⦁ Establishment of anti-corruption bodies such as Economic and Financial Crimes Commission (EFCC) and Independent Corrupt Practices Commission (ICPC)
⦁ Roads construction and rehabilitation, and the establishment of a road maintenance agency
⦁ Provision of N50 billion for the take off of the Bank of Industry
⦁ Implementation of the Small and Medium Industries Equity Investments Scheme (SMIEIS), which requires banks to set aside 10% of their profits before tax to improve availability of funds to SMEs
⦁ Enactment of the Pension Act, which could be an additional source of funding for SMEs
It is however important to mention that in spite of the above efforts and programmes, not much benefits have been substantially realized from them. This means that a lot more needs to be done including a paradigm shift in the focus and administration or implementation of the policies and programmes.
Millennium Declaration Goals for 2015
⦁ Halve the proportion of people living in extreme poverty.
⦁ Halve the proportion of people suffering from hunger.
⦁ Halve the proportion of people without access to safe water.
⦁ Enrol all children in primary school. Achieving universal completion of primary schooling.
⦁ Empower women and eliminate gender disparities in primary and secondary education.
⦁ Reduce maternal mortality ratios by three- quarters.
⦁ Reduce infant mortality rates by two-thirds.
⦁ Reduce under-five mortality rates by two-thirds.
⦁ Halt and begin to reverse the spread of HIV/AIDS.
⦁ Provide access for all who want reproductive health service

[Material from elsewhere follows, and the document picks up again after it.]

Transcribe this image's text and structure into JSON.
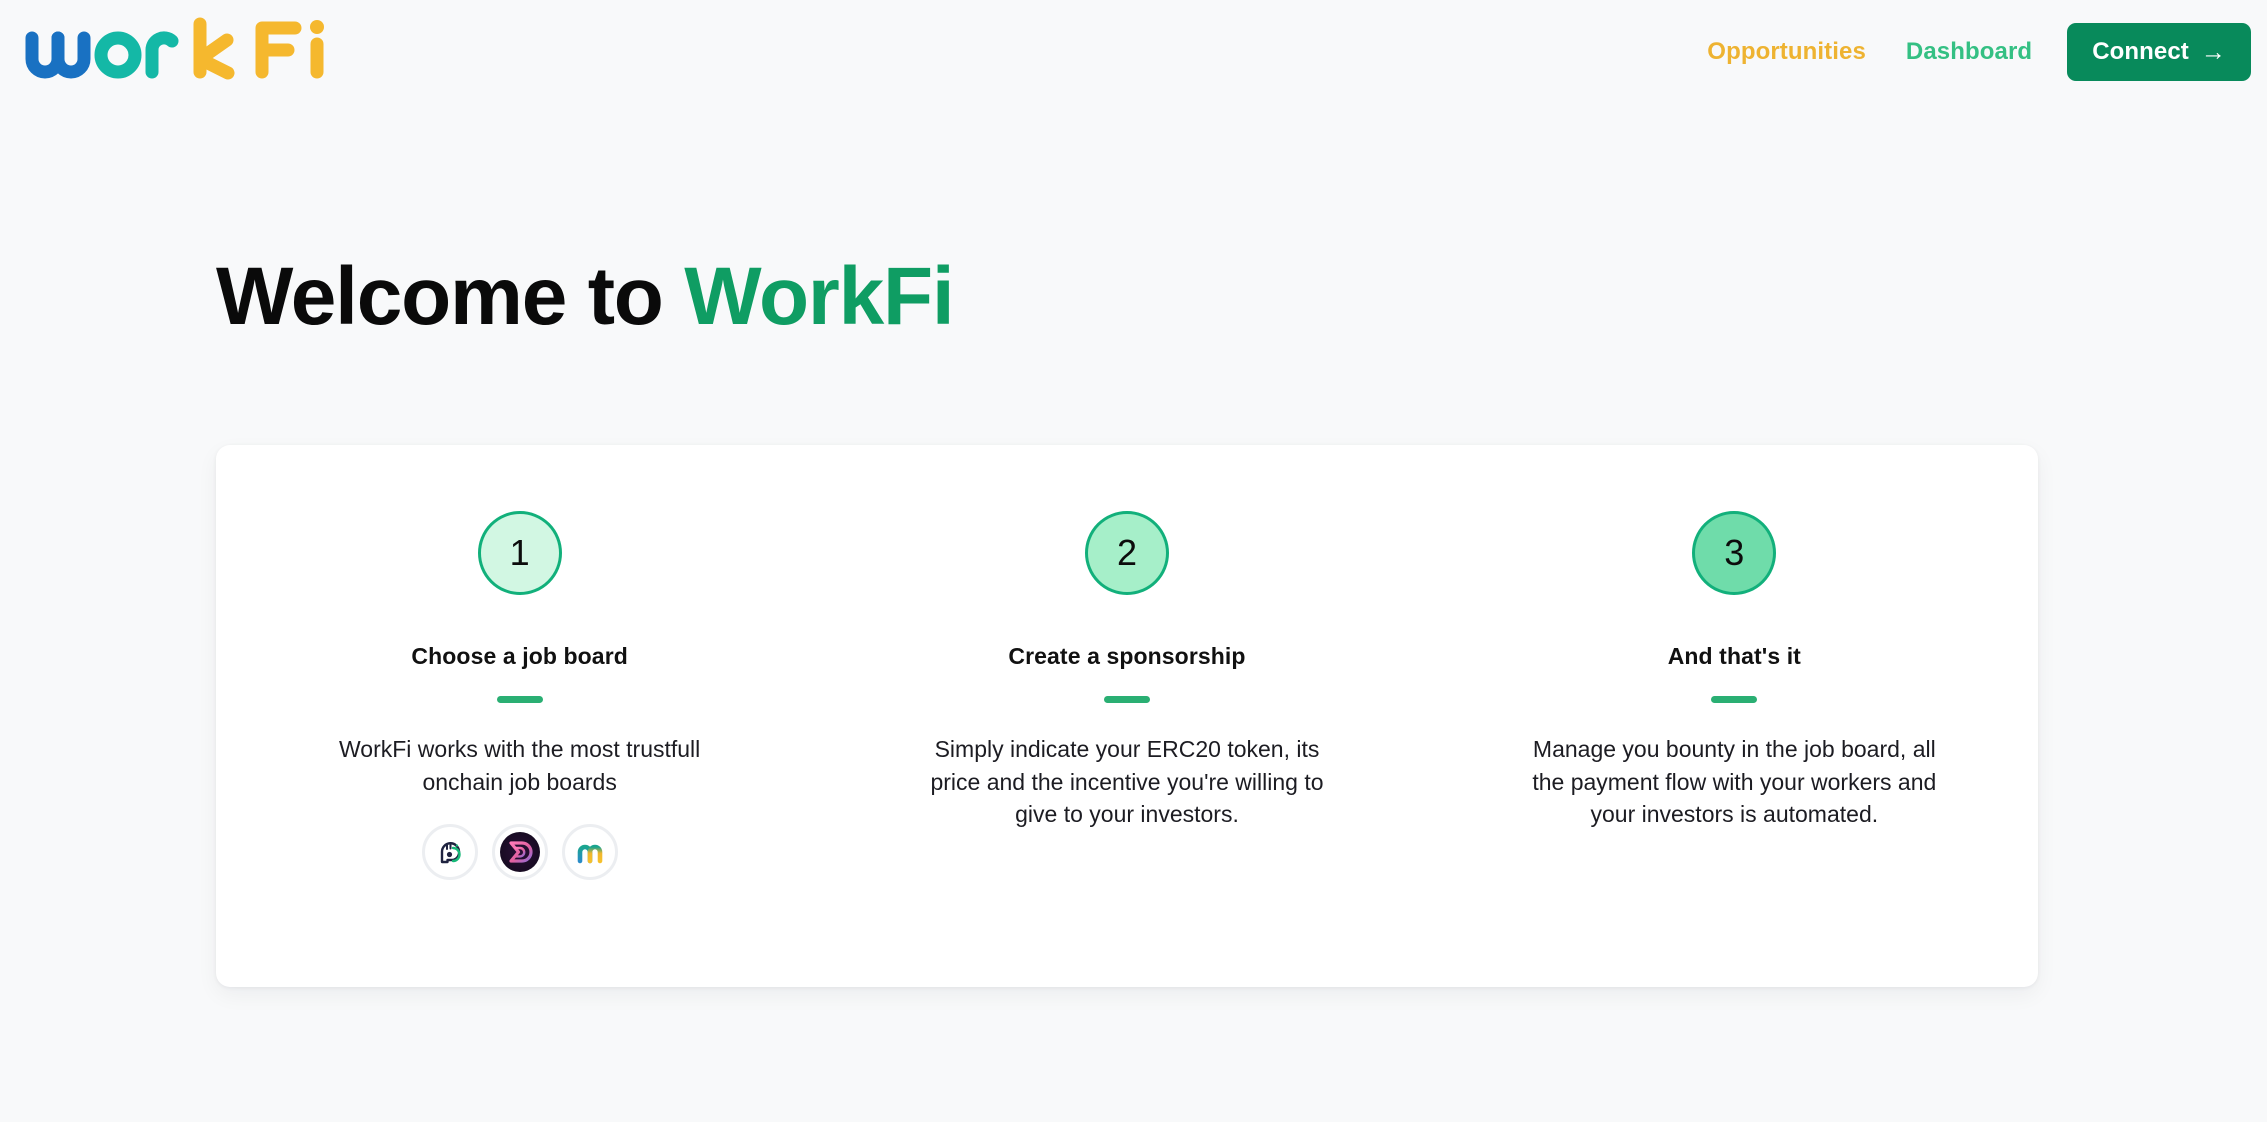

⦁ Implement national strategies for sustainable development by 2005 to reverse the loss of environmental resources by 2015..